This is the reason why some lampposts in London have an engraving that might resemble the Chanel logo.
What is the first thing that comes to your mind whenever you think about Chanel besides luxury and fashion? For me it is Paris and the glamour of the French capital, but did you know that Coco Chanel has a close history to London and that some believe her name is engraved in many of its lampposts?
This is the story of the popular lamppost in Westminster that apparently have the Chanel logo and why they are one of the fashion legends in London.
Chanel and her loving English story
Though Coco Chanel was French and spent most of her life living in Paris, she actually spent some years living in London thanks, besides other things, of her affair with the second Duke of Westminster, Hugh Richard Arthur Grosvenor, also known as Bendor.
It is said that it was in 1924 when Coco and Bendor started a romantic relationship.
It is believed that their affair lasted for over 10 years and the Duke, as an amorous gesture, promised Coco to append her initials to his street furniture as a way to remember her every time he walked on his streets.
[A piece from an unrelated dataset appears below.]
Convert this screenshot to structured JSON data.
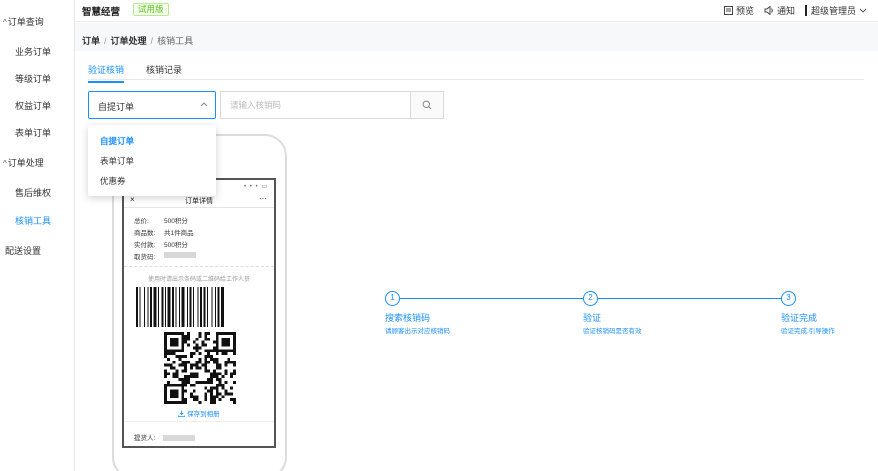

[Image: Instagram @iannader]
The Duke was so infatuated with the French designer that he even asked her to marry him, to which she refused and apparently she replied “ There have been several Duchesses of Westminster but there is only one Coco Chanel”.
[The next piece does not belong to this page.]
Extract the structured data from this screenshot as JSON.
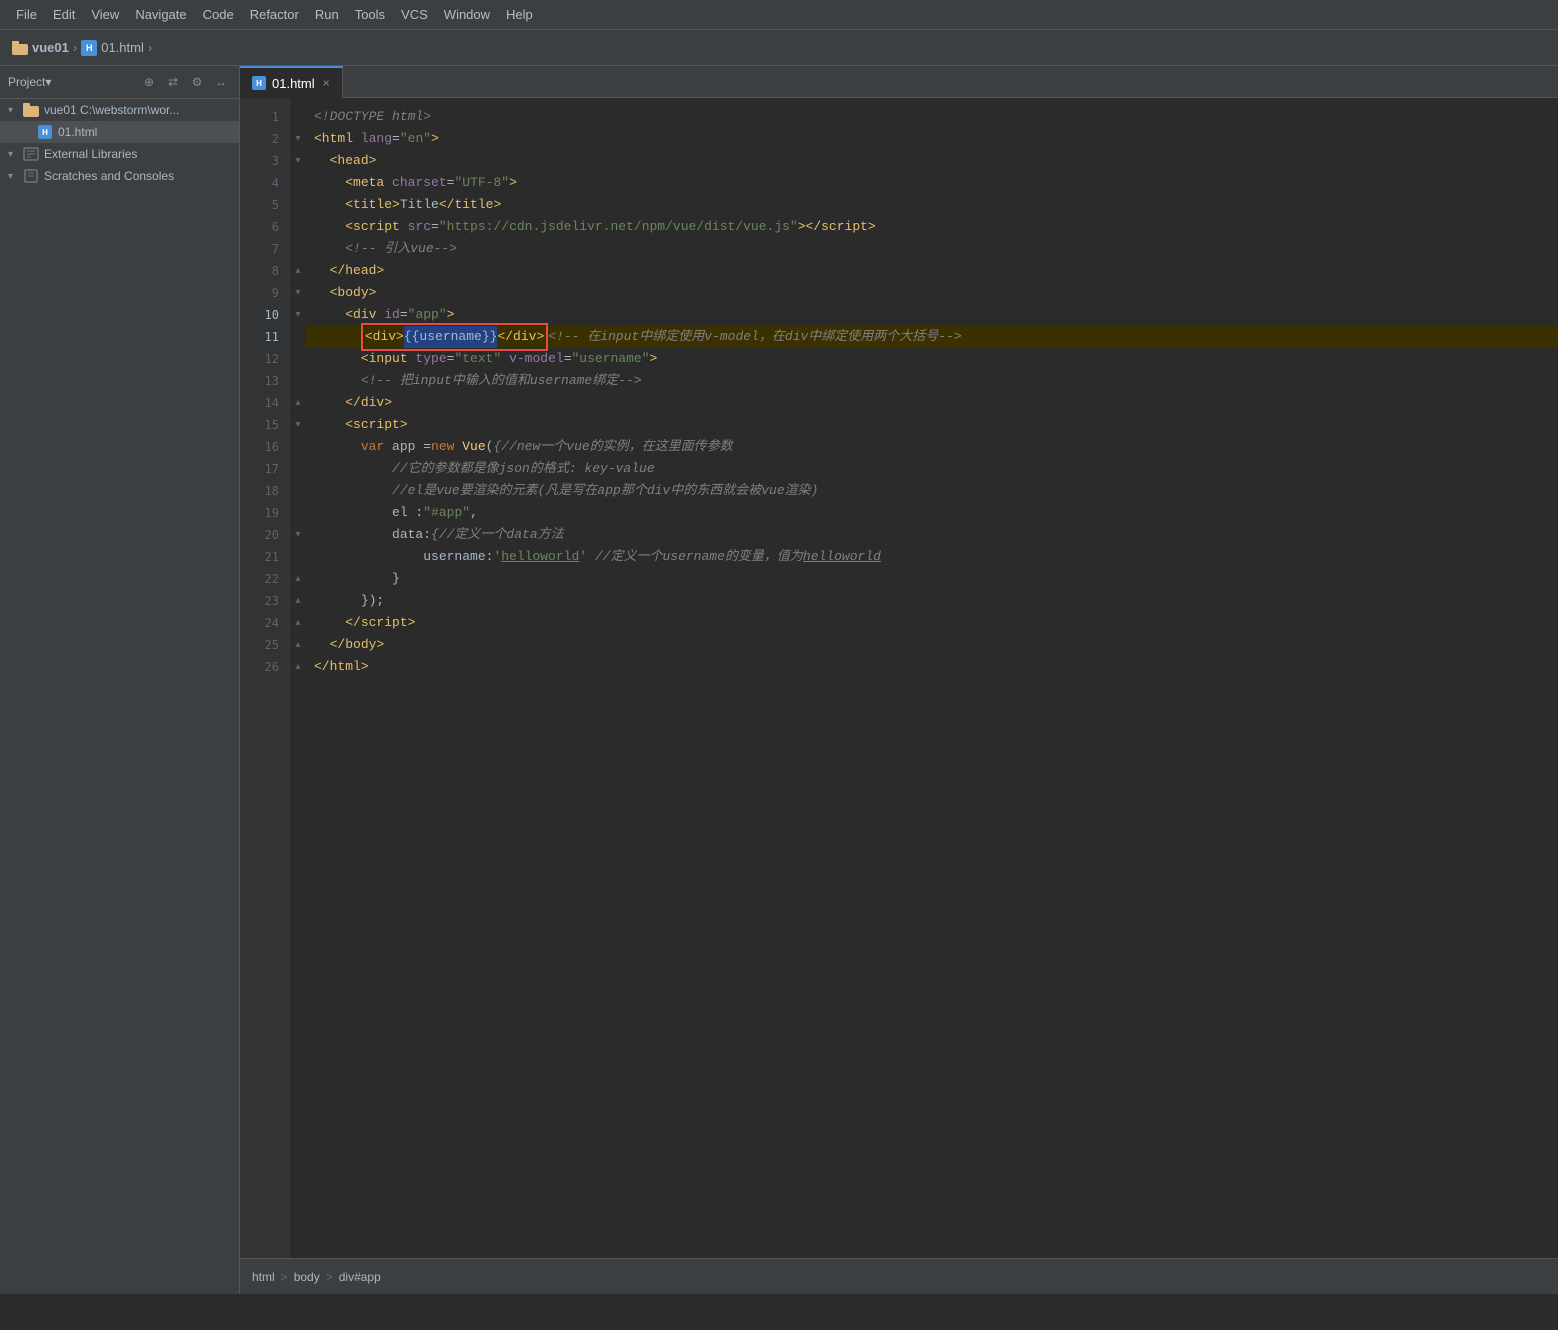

Later on, Justine Picardie wrote on Coco’s biography that there was no proof the designer ever said such a thing and even Chanel refused having said that.
“Such thing is too vulgar to say to a Duke”, said Coco.
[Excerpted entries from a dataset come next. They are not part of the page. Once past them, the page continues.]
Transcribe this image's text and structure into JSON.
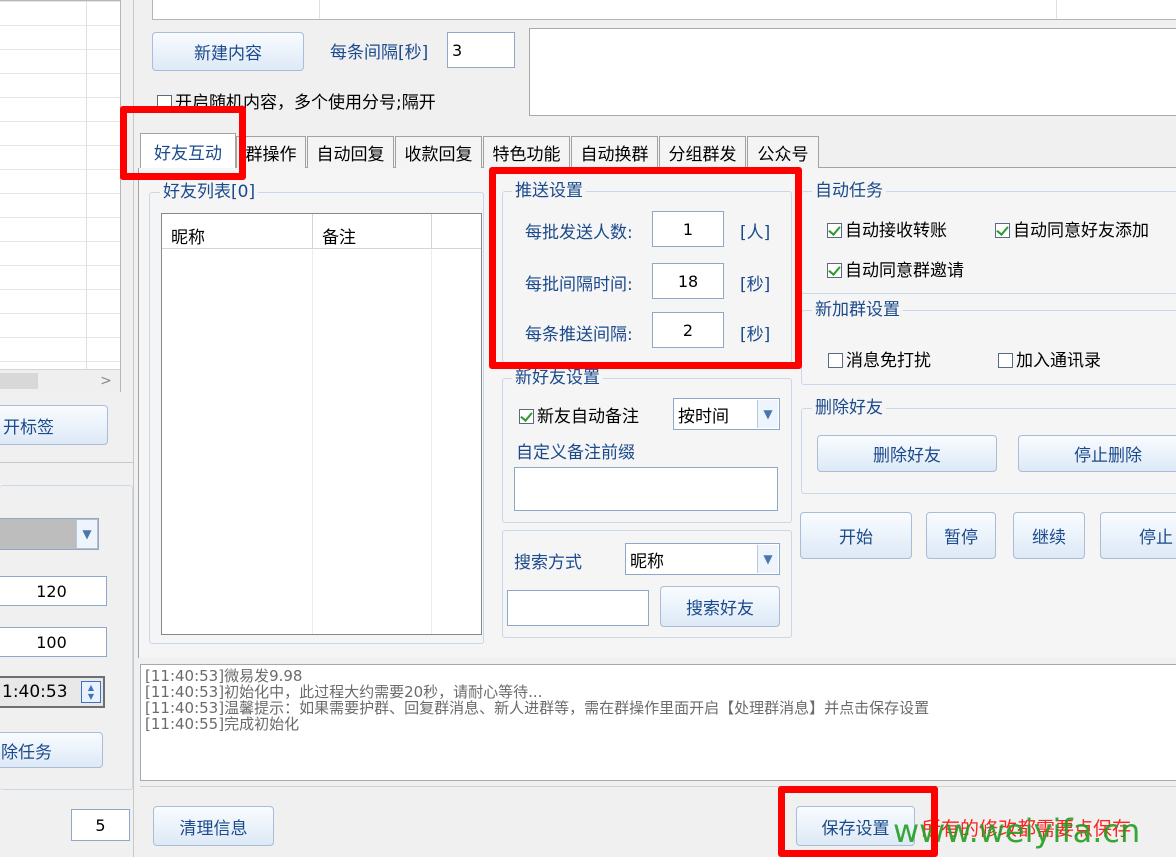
{
  "top": {
    "new_content_btn": "新建内容",
    "interval_label": "每条间隔[秒]",
    "interval_value": "3",
    "random_content_label": "开启随机内容，多个使用分号;隔开"
  },
  "tabs": [
    "好友互动",
    "群操作",
    "自动回复",
    "收款回复",
    "特色功能",
    "自动换群",
    "分组群发",
    "公众号"
  ],
  "friend_list": {
    "title": "好友列表[0]",
    "col_nickname": "昵称",
    "col_note": "备注"
  },
  "push_settings": {
    "title": "推送设置",
    "rows": [
      {
        "label": "每批发送人数:",
        "value": "1",
        "unit": "[人]"
      },
      {
        "label": "每批间隔时间:",
        "value": "18",
        "unit": "[秒]"
      },
      {
        "label": "每条推送间隔:",
        "value": "2",
        "unit": "[秒]"
      }
    ]
  },
  "auto_tasks": {
    "title": "自动任务",
    "items": [
      {
        "label": "自动接收转账",
        "checked": true
      },
      {
        "label": "自动同意好友添加",
        "checked": true
      },
      {
        "label": "自动同意群邀请",
        "checked": true
      }
    ]
  },
  "new_group": {
    "title": "新加群设置",
    "items": [
      {
        "label": "消息免打扰",
        "checked": false
      },
      {
        "label": "加入通讯录",
        "checked": false
      }
    ]
  },
  "new_friend": {
    "title": "新好友设置",
    "auto_note_label": "新友自动备注",
    "auto_note_checked": true,
    "note_mode": "按时间",
    "custom_prefix_label": "自定义备注前缀"
  },
  "delete_friend": {
    "title": "删除好友",
    "delete_btn": "删除好友",
    "stop_delete_btn": "停止删除"
  },
  "controls": {
    "start": "开始",
    "pause": "暂停",
    "resume": "继续",
    "stop": "停止"
  },
  "search": {
    "mode_label": "搜索方式",
    "mode_value": "昵称",
    "search_btn": "搜索好友"
  },
  "left_panel": {
    "open_tag_btn": "开标签",
    "value_120": "120",
    "value_100": "100",
    "time_value": "1:40:53",
    "task_btn": "除任务",
    "bottom_value": "5"
  },
  "log": [
    "[11:40:53]微易发9.98",
    "[11:40:53]初始化中，此过程大约需要20秒，请耐心等待...",
    "[11:40:53]温馨提示：如果需要护群、回复群消息、新人进群等，需在群操作里面开启【处理群消息】并点击保存设置",
    "[11:40:55]完成初始化"
  ],
  "bottom": {
    "clear_btn": "清理信息",
    "save_btn": "保存设置",
    "notice": "所有的修改都需要点保存",
    "watermark": "www.weiyifa.cn"
  },
  "colors": {
    "accent_text": "#1b4a8c",
    "highlight_red": "#ff0000",
    "watermark_green": "#22a022",
    "check_green": "#2d9c2d"
  }
}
The real explanation behind Chanel’s logo legend
The lamppost engraved with a Chanel logo has nothing to do with the romance of the designer and the Duke of Westminster, but rather something simpler and, in a way, bureaucratic.
The real reason for both c’s engraved in each lamppost of Westminster is because they indicate that they are part of the Westminster City Council. Reason why there is a w letter and the two back-to-back c’s.
No legend, no love story, and no corny reminders of a marriage that wasn’t. They are just a government engraving.